# [The problem]
Word for word, give the records again, dropping any picture they hold.

# [Records for this exercise]
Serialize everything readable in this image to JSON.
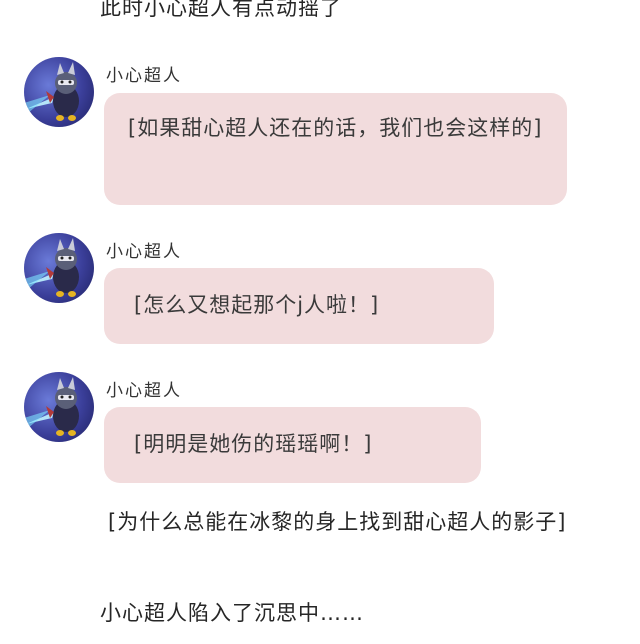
{
  "narration": {
    "top": "此时小心超人有点动摇了",
    "middle": "[为什么总能在冰黎的身上找到甜心超人的影子]",
    "bottom": "小心超人陷入了沉思中……"
  },
  "messages": [
    {
      "sender": "小心超人",
      "avatar_icon": "hero-avatar-icon",
      "text": "[如果甜心超人还在的话，我们也会这样的]"
    },
    {
      "sender": "小心超人",
      "avatar_icon": "hero-avatar-icon",
      "text": "[怎么又想起那个j人啦！]"
    },
    {
      "sender": "小心超人",
      "avatar_icon": "hero-avatar-icon",
      "text": "[明明是她伤的瑶瑶啊！]"
    }
  ],
  "colors": {
    "bubble": "#f2dcdd",
    "background": "#ffffff",
    "text": "#2b2b2b"
  }
}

# [Solved exercise]
Serialize everything readable in this image to JSON.
{
  "narration": {
    "top": "此时小心超人有点动摇了",
    "middle": "[为什么总能在冰黎的身上找到甜心超人的影子]",
    "bottom": "小心超人陷入了沉思中……"
  },
  "messages": [
    {
      "sender": "小心超人",
      "avatar_icon": "hero-avatar-icon",
      "text": "[如果甜心超人还在的话，我们也会这样的]"
    },
    {
      "sender": "小心超人",
      "avatar_icon": "hero-avatar-icon",
      "text": "[怎么又想起那个j人啦！]"
    },
    {
      "sender": "小心超人",
      "avatar_icon": "hero-avatar-icon",
      "text": "[明明是她伤的瑶瑶啊！]"
    }
  ],
  "colors": {
    "bubble": "#f2dcdd",
    "background": "#ffffff",
    "text": "#2b2b2b"
  }
}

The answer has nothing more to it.